The four-cylinder block was taken from the M10 engine which was developed for the New Class series. It was over bored and reinforced to the M88 inline-6 engine block specifications. Head architecture and valve train were copied from the M1 engine. Later, the M6 inline-6-cylinder was adopted for aggressive breathing. Engine output was at 200hp and a top speed of 146 mph.Testing on the Nurburgring was hard on materials, particularly on the exhaust system. The cause was unplanned growth in the exhaust system because of high temperatures at full load as the system expanded up to 25 mm and became distorted within its mounting.
A simple set of different washers solved the problem and the car was successfully tested at high speed at the Nardo test track. The M3 body was different to the regular E30 due to 12 new panels that were supposed to improve aerodynamic efficiency. The bodywork was made of metal and only front and rear bumpers, side sills, trunk and spoilers were made of lightweight plastic, so the E30 M3 weighed in at 2,568 lbs. and remained a sporty lightweight with only 12.8 lbs. for every 1 horsepower. The E30 M3 was in production for six years in which it campaigned extensively as a works team in international racing and international rallying.
It was homologated for Group A Touring Car racing and also found a true adversary in the Mercedes-Benz 190E 2.3-16V that was introduced in 1983. In its final years of competitions, known as Evolution III (or Sport Evolution), the 2.5-liter S14 engine in full race trim was capable of over 250hp.The M3 road-going version produced 195hp. Evolution models continued with the 2.3-liter engine though with a few improvements such as a revised intake camshaft profile and modified exhaust camshaft timing, increased compression, and a more efficient cylinder head intake port design that increased output to 220hp.
Larger wheels, thinner rear and side window glass, a lighter trunk, a deeper front spoiler and an additional rear spoiler, were found on the evolutions models.As expected, these original M3s have increased in value over the years and are highly sought after by collectors.

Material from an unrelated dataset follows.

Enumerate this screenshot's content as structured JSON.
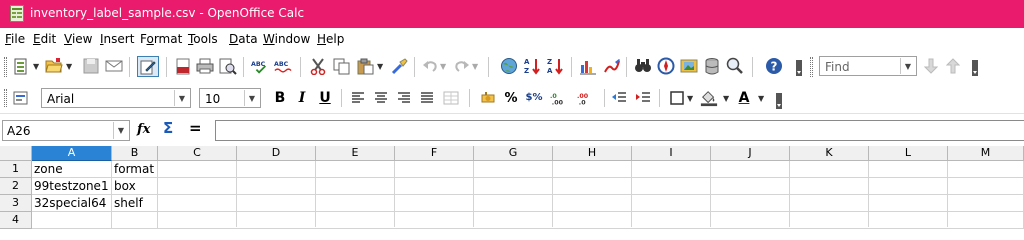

04-19-2012, 03:19 PM #4
Where did you find this?
04-19-2012, 03:53 PM #5
04-19-2012, 04:22 PM #6
I need a $#@!ing app...
04-19-2012, 04:48 PM #7
04-19-2012, 04:52 PM #8